Visit colourful Crawford Market and from there the more local bustling markets of Chor Bazaar (thieves Market), Zaveri Bazaar (Jewellery Market) and Mulji Jetha, the cloth bazaar.
If you’re even a little bit interested in India’s diverse religions and faiths, don’t miss the bustling Mahalaxmi Temple (for Goddess Laxshmi, the Goddess of Wealth) or Mumbadevi Temple, dedicated to the Goddess Mumbadevi, after whom Mumbai is named. Haji Ali Mosque has a unique history and wonderful situation being built on a rocky outcrop offshore. The mosque is only accessible at low tide. Of course the Parsi’s (Zoroastrian’s) have their ‘Towers of Silence’ where traditionally, vultures would pick the bones of their dead clean. Tragically these days, the vultures have all but disappeared.

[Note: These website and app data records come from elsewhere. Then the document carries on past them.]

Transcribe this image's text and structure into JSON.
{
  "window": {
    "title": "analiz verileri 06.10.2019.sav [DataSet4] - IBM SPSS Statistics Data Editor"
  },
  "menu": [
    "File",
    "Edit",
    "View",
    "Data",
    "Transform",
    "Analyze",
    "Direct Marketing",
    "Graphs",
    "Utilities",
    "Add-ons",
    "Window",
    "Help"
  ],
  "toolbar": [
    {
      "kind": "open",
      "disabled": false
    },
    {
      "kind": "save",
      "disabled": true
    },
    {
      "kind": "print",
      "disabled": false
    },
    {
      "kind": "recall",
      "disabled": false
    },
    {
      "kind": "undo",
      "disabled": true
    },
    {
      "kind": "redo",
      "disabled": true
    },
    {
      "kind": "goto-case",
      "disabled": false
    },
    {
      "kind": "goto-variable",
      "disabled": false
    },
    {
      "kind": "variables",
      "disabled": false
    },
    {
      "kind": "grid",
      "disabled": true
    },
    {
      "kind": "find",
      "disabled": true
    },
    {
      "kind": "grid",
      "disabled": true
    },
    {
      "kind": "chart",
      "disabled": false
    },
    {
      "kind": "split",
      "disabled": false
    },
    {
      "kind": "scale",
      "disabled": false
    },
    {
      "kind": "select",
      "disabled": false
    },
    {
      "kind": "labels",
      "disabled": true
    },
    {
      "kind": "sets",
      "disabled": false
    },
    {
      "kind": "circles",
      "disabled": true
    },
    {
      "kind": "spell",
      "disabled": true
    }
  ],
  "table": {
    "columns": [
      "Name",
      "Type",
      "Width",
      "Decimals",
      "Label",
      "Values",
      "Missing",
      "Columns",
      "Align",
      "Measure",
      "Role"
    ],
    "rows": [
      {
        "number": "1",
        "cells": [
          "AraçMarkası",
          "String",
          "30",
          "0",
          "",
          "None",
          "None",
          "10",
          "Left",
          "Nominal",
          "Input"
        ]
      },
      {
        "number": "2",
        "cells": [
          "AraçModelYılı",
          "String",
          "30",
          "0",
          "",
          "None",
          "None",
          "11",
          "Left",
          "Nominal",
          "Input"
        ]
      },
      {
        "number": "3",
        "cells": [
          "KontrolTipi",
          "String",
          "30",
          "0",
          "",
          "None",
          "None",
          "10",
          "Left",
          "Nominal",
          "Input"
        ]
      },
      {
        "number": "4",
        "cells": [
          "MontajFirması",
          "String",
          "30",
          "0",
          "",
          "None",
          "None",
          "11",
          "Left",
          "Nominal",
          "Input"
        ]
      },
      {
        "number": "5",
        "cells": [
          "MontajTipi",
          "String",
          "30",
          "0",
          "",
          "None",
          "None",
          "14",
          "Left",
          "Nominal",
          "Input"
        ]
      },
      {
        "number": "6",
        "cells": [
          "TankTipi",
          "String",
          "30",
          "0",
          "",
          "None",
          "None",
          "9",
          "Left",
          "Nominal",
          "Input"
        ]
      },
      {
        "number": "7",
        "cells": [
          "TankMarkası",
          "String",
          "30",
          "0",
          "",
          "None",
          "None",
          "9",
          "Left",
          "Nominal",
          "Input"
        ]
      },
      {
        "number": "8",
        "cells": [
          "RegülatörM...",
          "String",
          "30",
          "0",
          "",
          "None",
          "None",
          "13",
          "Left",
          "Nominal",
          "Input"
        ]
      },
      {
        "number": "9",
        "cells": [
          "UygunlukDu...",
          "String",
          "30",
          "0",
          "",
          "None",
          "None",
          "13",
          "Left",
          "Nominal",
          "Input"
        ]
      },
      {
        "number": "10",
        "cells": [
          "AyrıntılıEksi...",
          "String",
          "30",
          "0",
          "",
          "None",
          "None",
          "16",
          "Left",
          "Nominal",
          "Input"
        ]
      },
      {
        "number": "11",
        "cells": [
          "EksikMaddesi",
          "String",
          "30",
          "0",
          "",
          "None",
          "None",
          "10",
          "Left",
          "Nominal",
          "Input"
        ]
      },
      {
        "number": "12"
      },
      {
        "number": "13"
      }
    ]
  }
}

One of the more unique sights of Mumbai is the intriguing Dhobi Ghats – the city’s laundry washers, although local Mumbaites are fascinated by our fascination! A stroll along Chowpatty Beach at sunset is a must, where you can try the local street delicacies such as Bhel Puri and experience the carnival-like atmosphere of the markets.
Mumbai is also India’s entertainment capital, and the home of Bollywood, so if you’re lucky you might bump into a star, a film shoot on the streets or even get offered a part as an extra in a Bollywood extravaganza. Why not take a tour of the Bollywood studios, or at the very least take a taxi ride past some of the more famous star’s homes.
And of course, it’s hard to miss the fading grandeur of the British. Wandering around the Fort area of Mumbai, the British heritage is blatantly obvious when you see such remarkable buildings as VT Station, the High Court and Mumbai University.
Of course, Mumbai has had its share of tragedy. Scene of the 2008 terrorist attacks, the Taj Mahal hotel, situated in front of the Gateway of India, is now immortalised as one of India’s more infamous buildings. However, looking beyond its recent fame, it has a fascinating story, as the hotel built in 1903 by a wealthy Indian industrialist as a snub to the British who refused him entry into one of the exclusive British Clubs.